This is not a faithful rendition of the P. D. James novel, mind you. Fitting with today’s feminized society, the future hope of mankind was a girl. I won’t mind if some Joan of Arc character saves civilization at some future point in world history, but let’s not reverse the gender of an author’s character merely to be stylishly contemporary.

The religious, while I’m on it, were embodied in the movie version as a couple of strange, superstitious groups hoping to bring salvation through their eccentric rituals. Those with Christian faith are increasingly marginalized, even as their Bible is still mined for literary effect.

Made me wonder what P. D. James thought of the end result.

As a side note, it was nice to see Michelangelo's David and Picasso's Guernica given prominence on the big screen. I haven't seen either of these in real life and am not likely to anytime soon, and I found my attention drawn to nothing else for those fleeting moments.

Ever had an expensive haircut? I felt like my longer hair experiment was going a little awry, didn't look like the right length in places, so I figured I'd let an expert even it up where needed. Went to this place called Panopolous Salons after catching a movie. I didn't really know what they'd charge but wasn't much concerned as long as it came in under $50. I've saved a lot more than that in haircuts since I started letting it grow out, so what would it matter?

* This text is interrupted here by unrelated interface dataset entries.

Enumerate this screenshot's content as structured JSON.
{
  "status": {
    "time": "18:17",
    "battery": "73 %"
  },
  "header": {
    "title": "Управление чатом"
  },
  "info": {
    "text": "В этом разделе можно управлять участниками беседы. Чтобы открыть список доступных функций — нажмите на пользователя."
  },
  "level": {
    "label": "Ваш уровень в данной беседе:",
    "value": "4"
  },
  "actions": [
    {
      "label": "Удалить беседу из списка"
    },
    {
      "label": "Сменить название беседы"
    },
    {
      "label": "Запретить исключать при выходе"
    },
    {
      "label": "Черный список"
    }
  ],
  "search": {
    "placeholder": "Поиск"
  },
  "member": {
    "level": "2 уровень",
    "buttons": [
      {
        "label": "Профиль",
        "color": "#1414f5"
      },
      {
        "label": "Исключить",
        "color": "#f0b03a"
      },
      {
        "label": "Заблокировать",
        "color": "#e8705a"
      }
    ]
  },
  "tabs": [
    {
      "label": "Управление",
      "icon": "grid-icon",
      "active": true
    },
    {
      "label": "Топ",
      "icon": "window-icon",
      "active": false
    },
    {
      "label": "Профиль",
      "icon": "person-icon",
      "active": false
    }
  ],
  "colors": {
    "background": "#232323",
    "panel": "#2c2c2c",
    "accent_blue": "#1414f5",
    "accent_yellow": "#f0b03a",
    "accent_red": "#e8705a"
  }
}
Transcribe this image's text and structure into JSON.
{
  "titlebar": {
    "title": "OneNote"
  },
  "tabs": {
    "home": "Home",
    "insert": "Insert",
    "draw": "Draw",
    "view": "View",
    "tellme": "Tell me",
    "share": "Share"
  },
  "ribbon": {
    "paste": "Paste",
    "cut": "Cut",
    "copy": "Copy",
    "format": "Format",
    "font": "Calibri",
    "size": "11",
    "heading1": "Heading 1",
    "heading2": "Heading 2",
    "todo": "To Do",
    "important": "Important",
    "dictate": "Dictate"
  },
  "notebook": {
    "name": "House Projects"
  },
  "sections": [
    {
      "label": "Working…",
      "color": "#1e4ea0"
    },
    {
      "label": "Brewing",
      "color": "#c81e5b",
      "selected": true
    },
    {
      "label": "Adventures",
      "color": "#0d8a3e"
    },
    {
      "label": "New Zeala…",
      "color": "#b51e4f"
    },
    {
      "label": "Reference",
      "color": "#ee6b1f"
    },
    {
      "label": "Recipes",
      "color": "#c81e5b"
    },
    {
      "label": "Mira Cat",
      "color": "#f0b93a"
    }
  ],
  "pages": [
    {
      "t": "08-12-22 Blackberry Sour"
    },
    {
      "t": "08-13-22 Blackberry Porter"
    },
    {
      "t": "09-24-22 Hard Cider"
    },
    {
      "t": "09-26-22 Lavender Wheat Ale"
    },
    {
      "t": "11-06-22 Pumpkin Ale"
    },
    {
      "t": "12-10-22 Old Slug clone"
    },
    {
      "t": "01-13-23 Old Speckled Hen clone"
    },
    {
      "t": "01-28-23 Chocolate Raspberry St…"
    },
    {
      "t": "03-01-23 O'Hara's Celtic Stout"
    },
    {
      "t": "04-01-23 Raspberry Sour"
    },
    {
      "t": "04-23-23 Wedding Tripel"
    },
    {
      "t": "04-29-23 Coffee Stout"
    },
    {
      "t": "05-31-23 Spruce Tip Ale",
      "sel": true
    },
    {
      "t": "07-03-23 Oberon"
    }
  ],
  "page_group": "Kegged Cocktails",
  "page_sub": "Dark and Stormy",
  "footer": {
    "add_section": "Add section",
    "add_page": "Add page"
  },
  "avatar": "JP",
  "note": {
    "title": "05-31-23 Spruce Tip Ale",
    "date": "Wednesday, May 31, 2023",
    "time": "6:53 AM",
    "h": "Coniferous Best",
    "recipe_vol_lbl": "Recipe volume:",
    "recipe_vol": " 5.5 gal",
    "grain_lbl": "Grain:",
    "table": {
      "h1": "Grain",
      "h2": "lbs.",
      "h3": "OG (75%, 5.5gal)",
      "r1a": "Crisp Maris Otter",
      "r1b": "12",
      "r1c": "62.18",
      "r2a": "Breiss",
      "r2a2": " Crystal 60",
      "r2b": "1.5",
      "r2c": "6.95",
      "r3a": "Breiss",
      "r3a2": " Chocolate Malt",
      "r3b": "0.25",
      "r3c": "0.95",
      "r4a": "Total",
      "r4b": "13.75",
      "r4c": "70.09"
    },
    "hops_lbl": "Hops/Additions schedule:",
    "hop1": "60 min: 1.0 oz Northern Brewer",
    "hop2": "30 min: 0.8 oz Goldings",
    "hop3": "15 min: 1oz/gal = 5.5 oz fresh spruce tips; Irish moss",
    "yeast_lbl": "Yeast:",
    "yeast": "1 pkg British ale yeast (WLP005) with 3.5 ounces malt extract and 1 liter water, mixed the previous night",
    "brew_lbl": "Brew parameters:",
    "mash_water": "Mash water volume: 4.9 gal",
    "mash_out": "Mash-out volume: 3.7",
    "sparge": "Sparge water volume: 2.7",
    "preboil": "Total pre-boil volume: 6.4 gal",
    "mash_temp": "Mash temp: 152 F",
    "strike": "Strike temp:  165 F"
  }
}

The beginning part was pretty impressive. The lady at the desk took my name, another gal took my coat, and a third asked me if I wanted anything to drink. I asked for a coffee (regular, black, thank you), and it came back in a little cup after a few seconds.

I hadn't made an appointment, which I acknowledged with a, "Can you get me in?" I waited a few minutes and then the stylist called me back. She (Joy) washed my hair, and then—God bless her on a day when somehow I had pulled my neck out of joint—she gave me a massage for a few minutes after rinsing. The salon lists all kinds of services you can pay for, including neck massages, so it was unexpected, but it certainly did the trick.

I think any normal person would have laughed to see me come out. She'd put some kind of junk in my hair after she cut it, a "medium curl" product I think it was categorized, with a silly name something like, I kid you not, Boober and Boober. I know, because I asked. I figured if it looked better than my standard $2 a bottle shampoo option, I might want to get some. Then she played with my hair for awhile, and I put my glasses on and she asked me if I could see fairly well without them. I think she was worried that I'd had no idea what she was up to the whole time, and would be aghast, especially since it was my first time at this joint, and I might not have any experience with people paid quite a bit of good money to create an Emperor's New Clothes effect on top of one's head. I told her good, fine, she cleaned up the bits of hair, I paid at the front desk and left a more than adequate tip, and then had a good laugh in the car when I saw my new rug on closer inspection. She'd made it all curly and frizzy, like some kind of wig you might wear for a joke.

I suppose if I were the regular kind of customer at a salon like that I'd have walked around proudly afterward, but I messed it up properly afterwards—or straightened it as the case may be—and now I'll have to see how it looks after a shower.

Anyway, she said it seemed to be layered perfectly and falling nicely, so after I've got the vanity out, maybe I'll actually like it. Otherwise, I'll just give up and go back to short hair.

I recognize this little testimonial doesn't have much context, especially if you don't know me and after a month and all, but a couple people asked if I'd died or stopped writing, so what started out as a stray e-mail become a convenient update. So there you go.

Free Counter